People with social anxiety disorder (social phobia) have intense fear of social or performance situations in which embarrassment might occur. There is a fear of being judged, negatively evaluated, or rejected which often leads to avoidance behaviour. Symptoms may include blushing, trembling, sweating, difficulty breathing, nausea, and dizziness or light-headedness.
What is Separation Anxiety Disorder?
Separation anxiety disorder (SAD), is a psychological condition in which an individual experiences excessive anxiety and fear of separation from home or people (e.g. parent, caregiver, or siblings) with whom the individual has a strong emotional attachment. Symptom’s may include, excessive distress and worry about safety or being lost, refusal to sleep alone or repeated nightmares to name a few.
What is Panic Disorder?
People with panic disorder experience recurrent, unexpected panic attacks with persistent anxiety concerning recurrence. Sudden periods of intense fear may include symptoms of palpitation, sweating, trembling, shortness of breath and a feeling of smothering, or choking.

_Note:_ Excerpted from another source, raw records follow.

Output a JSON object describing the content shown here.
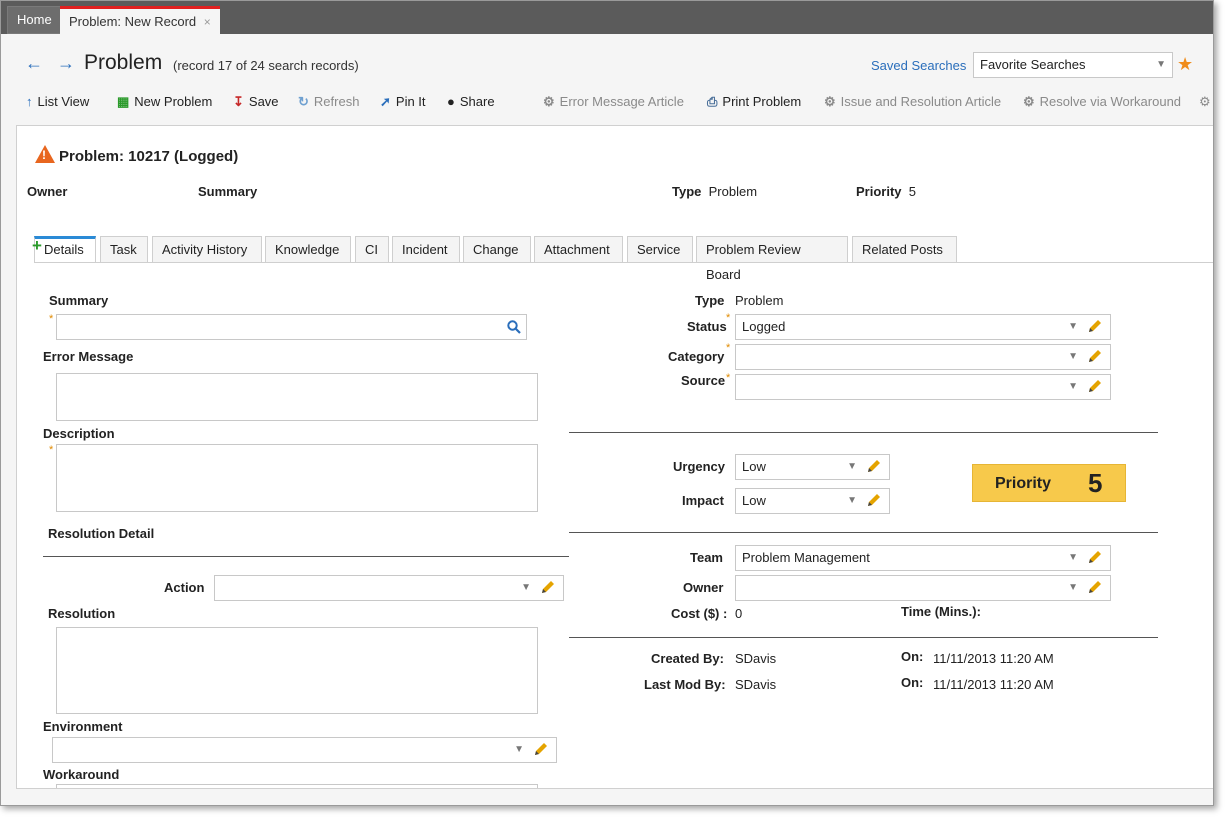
{
  "tabs": {
    "home": "Home",
    "active": "Problem: New Record",
    "close_glyph": "×"
  },
  "nav": {
    "back_glyph": "←",
    "forward_glyph": "→",
    "title": "Problem",
    "subtitle": "(record 17 of 24 search records)",
    "saved_searches": "Saved Searches",
    "favorite_searches": "Favorite Searches",
    "star_glyph": "★"
  },
  "toolbar": {
    "list_view": "List View",
    "new_problem": "New Problem",
    "save": "Save",
    "refresh": "Refresh",
    "pin_it": "Pin It",
    "share": "Share",
    "error_message_article": "Error Message Article",
    "print_problem": "Print Problem",
    "issue_resolution_article": "Issue and Resolution Article",
    "resolve_workaround": "Resolve via Workaround"
  },
  "record": {
    "title": "Problem: 10217 (Logged)",
    "owner_label": "Owner",
    "summary_label": "Summary",
    "type_label": "Type",
    "type_value": "Problem",
    "priority_label": "Priority",
    "priority_value": "5"
  },
  "form_tabs": [
    "Details",
    "Task",
    "Activity History",
    "Knowledge",
    "CI",
    "Incident",
    "Change",
    "Attachment",
    "Service",
    "Problem Review Board",
    "Related Posts"
  ],
  "left": {
    "summary": "Summary",
    "error_message": "Error Message",
    "description": "Description",
    "resolution_detail": "Resolution Detail",
    "action": "Action",
    "resolution": "Resolution",
    "environment": "Environment",
    "workaround": "Workaround"
  },
  "right": {
    "type_label": "Type",
    "type_value": "Problem",
    "status_label": "Status",
    "status_value": "Logged",
    "category_label": "Category",
    "source_label": "Source",
    "urgency_label": "Urgency",
    "urgency_value": "Low",
    "impact_label": "Impact",
    "impact_value": "Low",
    "priority_label": "Priority",
    "priority_value": "5",
    "team_label": "Team",
    "team_value": "Problem Management",
    "owner_label": "Owner",
    "cost_label": "Cost ($) :",
    "cost_value": "0",
    "time_label": "Time (Mins.):",
    "created_by_label": "Created By:",
    "created_by_value": "SDavis",
    "created_on_label": "On:",
    "created_on_value": "11/11/2013 11:20 AM",
    "lastmod_by_label": "Last Mod By:",
    "lastmod_by_value": "SDavis",
    "lastmod_on_label": "On:",
    "lastmod_on_value": "11/11/2013 11:20 AM"
  },
  "colors": {
    "accent": "#2a6ebb",
    "priority_bg": "#f7c94b",
    "required": "#e08a00",
    "active_tab_top": "#e02020"
  }
}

What is Agoraphobia?
People with agoraphobia have a marked fear or anxiety of two or more situations: for example, open spaces, closed spaces, crowds or public transportation which leads to avoidance of these situations. Symptoms may include, excessive sweating, trouble breathing, rapid heart rate, diarrhea, feeling shaky and light-headedness or dizziness.
What is Selective Mutism?
Selective Mutism is a complex childhood anxiety disorder characterized by a child’s inability to speak and communicate effectively in select social settings for example at school, which may impede academic progression. Fortunately, these children are able to speak and communicate in settings where they are comfortable, secure, and relaxed. Symptoms may include social isolation, negativity, clinging to caregivers, compulsive traits and oppositional behavior.
Anxiety disorder due to another medical condition
Anxiety or panic attacks can also be directly caused by a medical condition, for example, vitamin B12 deficiency, thyroid disorders, low blood sugar levels, heart and respiratory health related illness.
Substance (or) Medication induced anxiety disorder
Anxiety or panic attacks can also be directly triggered by the use or sudden discontinuation of a substance. Examples include alcohol, amphetamines, caffeine, cannabis, cocaine or hallucinogens all of which can produce symptoms of anxiety.
What Risk factors precipitate the occurrence of anxiety disorders?
Risk factors that may precipitate the occurrence of anxiety disorders include;
- Family or personal history of anxiety or mood disorders
- Personal history of trauma
- Parental deficiency or overprotection
- Low level of education
- Certain chronic physical illnesses relating to cardiovascular health or diabetes.
What causes Anxiety?
Anxiety disorders seem to be a result of a combination of biological, psychological, and other individual factors. Research has indicated that anxiety is associated with changes in activity in certain areas of the brain
Traumatic life events such as the death of a loved one, Separation and natural disasters may also trigger anxiety disorders.
Many anxiety disorders may have a genetic component. Medical conditions such as thyroid problems, low blood sugar levels and anemia can also cause symptoms of anxiety. Use or sudden discontinuation of caffeine, alcohol, and certain substances can also cause anxiety symptoms.
Taking care of anxiety disorders
Many of the relatively mild anxiety situations in response to life circumstances are time-limited. Anxiety management strategies may help without the need for medication.
Anxiety disorders could be managed with:
- Cognitive behavioural therapy (CBT)
- Dietary restrictions
- Lifestyle, and sleep habits
- Mindful meditation
- Health supplements
Talk to your health care provider before adopting any treatment or management strategies to deal with anxiety. Early detection of symptoms and appropriate intervention can help manage anxiety disorders. Most people with anxiety need to find ways to lower their cortisol levels to lower their anxiety. Our next blog shall talk about the relationship between anxiety and the stress hormone …… CORTISOL.
Subscribe to our NEWSLETTER to be the first to get notification about recent blogs, news, offers and more…..